In this first image, there is a valley that reduces in depth until it hits a rounded retention. There are steps in the valley and the addition of a break line will improve this. The break line is not the addition of points but a 3D (or 2D) line that is a visual connection of points. The line is only there for your convenience, the TIN connects 3D points.
I ran break lines along the top and toe of the drainage swale. This cleaned things up and now water will flow better. Any time you add points by the addition of a break line, make sure it does what you want it to do. I’ve seen a lot of additions that are not needed for a good model. Surfaces are best when the minimum number of extras are added.
The basis of this article is what we call “named points.” A named point is a point you will most likely list and stake to at some point during construction. They also get included in surfaces as well as used for locating. Cleaning up of the ditch, as shown in the image, brings up an idea. This could be easily laid out as a surface. In this case, there is a concrete liner that gets placed in the swale, and points help to get things right. When the surface looks good, we will add layout points so the form carpenters can easily set the forms for the pour.
Now that the water works the way I want, the addition of points will make a good transition to the field. The image is an example of what I would send, end points as well as a point along line for the bottom of the vee.
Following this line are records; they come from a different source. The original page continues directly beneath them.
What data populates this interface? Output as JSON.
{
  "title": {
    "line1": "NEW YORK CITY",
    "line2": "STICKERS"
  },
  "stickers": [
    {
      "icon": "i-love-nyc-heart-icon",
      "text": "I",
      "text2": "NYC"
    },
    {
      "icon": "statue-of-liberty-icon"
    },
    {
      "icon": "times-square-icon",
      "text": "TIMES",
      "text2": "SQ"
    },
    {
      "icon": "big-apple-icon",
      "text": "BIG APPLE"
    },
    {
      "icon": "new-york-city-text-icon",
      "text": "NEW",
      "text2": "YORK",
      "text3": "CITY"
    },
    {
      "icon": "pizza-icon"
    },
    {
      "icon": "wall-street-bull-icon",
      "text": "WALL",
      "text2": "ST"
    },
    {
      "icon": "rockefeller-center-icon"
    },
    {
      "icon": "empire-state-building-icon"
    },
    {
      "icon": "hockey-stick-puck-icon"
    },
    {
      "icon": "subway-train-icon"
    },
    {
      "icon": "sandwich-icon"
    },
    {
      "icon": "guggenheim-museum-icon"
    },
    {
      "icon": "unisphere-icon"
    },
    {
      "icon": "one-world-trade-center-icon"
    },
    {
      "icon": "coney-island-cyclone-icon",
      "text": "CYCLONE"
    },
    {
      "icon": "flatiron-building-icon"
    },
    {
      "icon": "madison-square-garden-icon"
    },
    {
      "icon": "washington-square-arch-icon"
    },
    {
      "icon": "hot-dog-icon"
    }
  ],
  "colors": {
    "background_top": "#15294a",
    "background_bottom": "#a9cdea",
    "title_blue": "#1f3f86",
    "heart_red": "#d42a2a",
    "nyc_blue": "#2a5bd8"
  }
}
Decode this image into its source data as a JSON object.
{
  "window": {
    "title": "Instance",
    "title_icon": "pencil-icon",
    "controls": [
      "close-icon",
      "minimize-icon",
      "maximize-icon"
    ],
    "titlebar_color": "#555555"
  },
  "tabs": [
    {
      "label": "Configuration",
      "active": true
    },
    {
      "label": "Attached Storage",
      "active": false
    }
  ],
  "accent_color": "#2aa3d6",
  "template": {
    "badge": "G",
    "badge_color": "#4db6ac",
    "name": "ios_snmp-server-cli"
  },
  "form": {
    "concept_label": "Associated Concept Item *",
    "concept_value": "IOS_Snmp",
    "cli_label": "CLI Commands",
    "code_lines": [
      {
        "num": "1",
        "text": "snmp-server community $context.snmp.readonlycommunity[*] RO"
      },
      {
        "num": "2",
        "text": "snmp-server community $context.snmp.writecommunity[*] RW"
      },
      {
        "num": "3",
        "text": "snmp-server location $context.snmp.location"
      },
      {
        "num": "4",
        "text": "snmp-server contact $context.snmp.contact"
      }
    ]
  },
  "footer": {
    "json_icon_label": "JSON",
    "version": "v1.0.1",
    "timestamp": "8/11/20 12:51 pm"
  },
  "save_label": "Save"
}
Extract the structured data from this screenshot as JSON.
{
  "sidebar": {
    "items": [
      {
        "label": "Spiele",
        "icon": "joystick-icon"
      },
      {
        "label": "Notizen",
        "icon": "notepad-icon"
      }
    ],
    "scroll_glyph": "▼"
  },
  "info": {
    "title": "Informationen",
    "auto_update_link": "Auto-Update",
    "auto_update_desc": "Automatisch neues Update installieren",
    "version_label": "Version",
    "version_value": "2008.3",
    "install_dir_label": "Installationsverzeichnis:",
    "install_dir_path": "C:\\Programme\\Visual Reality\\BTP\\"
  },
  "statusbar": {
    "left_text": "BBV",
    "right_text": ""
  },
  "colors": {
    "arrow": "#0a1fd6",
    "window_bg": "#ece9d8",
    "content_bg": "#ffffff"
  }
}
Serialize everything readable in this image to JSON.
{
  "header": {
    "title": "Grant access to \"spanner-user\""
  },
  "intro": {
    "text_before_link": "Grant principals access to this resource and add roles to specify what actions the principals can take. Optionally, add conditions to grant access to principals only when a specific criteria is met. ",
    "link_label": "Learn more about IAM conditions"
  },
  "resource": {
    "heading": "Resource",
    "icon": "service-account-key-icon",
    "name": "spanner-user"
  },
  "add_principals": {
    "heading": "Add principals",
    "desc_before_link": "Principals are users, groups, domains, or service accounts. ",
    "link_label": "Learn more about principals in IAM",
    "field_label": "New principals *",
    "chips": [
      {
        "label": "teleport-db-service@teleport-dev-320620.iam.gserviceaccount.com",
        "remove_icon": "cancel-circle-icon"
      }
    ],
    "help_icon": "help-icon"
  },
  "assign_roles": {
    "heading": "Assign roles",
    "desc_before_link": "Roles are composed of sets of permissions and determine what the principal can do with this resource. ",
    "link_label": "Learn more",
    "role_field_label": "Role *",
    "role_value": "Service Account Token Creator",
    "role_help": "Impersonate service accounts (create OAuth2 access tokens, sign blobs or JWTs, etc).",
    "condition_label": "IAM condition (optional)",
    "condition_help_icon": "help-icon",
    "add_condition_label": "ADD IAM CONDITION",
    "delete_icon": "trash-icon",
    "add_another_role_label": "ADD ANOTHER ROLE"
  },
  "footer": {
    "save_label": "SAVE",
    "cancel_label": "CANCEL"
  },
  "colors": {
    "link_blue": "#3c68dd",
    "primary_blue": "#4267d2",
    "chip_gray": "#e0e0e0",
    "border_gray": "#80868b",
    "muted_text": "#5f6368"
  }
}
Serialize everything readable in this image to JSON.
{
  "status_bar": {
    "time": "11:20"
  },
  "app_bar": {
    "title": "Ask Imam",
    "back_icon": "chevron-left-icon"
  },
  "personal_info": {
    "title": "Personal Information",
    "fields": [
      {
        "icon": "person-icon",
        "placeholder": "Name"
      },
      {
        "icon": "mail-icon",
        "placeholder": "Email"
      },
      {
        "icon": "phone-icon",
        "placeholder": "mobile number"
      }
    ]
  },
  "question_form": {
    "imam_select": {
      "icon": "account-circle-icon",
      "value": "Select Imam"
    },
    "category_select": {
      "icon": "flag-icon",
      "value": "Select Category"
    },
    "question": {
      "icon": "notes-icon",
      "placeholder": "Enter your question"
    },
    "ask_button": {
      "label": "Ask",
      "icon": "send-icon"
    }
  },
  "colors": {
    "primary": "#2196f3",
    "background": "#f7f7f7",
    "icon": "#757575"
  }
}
This represents the outside of the concrete so that becomes the edge of the form. It is better to throw in a point or two to clarify the intent of the plans. Remember, you are in the office in a controlled environment. In the field it’s not as easy to look at plans, specifications and details in cold, wind and rain.
When a point is shot, you are doing it for a specific purpose. That eventual use dictates the collection method employed. GPS is an accurate tool but that changes with conditions and collection settings. A topo point will take a second. When you are shooting top of pipe for as-builts a longer occupation is better for improved accuracy. GPS increases vertical accuracy with a longer occupation of a point. The x, y coordinates will not shift much with increased time.
When you first initialize a site, the time you cook on control points can be as long as three minutes to get a good result. That time would be a waste if you did that for all your as-builts. Know when less can be as effective for the work at hand. I have seen field people not take enough time to get a point collected correctly. Don’t use topo collection for critical locations that are going to be covered up and accessed in the future. That information will eventually end up on a GIS database somewhere and others will use it for planning and excavation. We are making a long-term investment in getting a workable map of our work to make things easier in the future.
I can’t take the high road here. I start as-built collection with correct P Codes (Point Codes) and somewhere along the line I forget to change the code and my great field to finish idea is gone.
- Establish a company standard for point naming. This should be done for layout as well as collection.
- Try to set codes in the field as you collect. If you mess it up, don’t abandon the idea, just get it right again and fix in the office.
- Collect more points than you need and more points of random areas. They will help tell the story when in the office.
- Set up field to finish codes with company standard point naming. This is fluid and will change/improve over time.
Yes, points are part of a surface, but using them to locate and collection later is something you need to do and get good at. I will address field to finish solutions in the future. For the time being, get set up with a smooth transfer of point information to and from the field.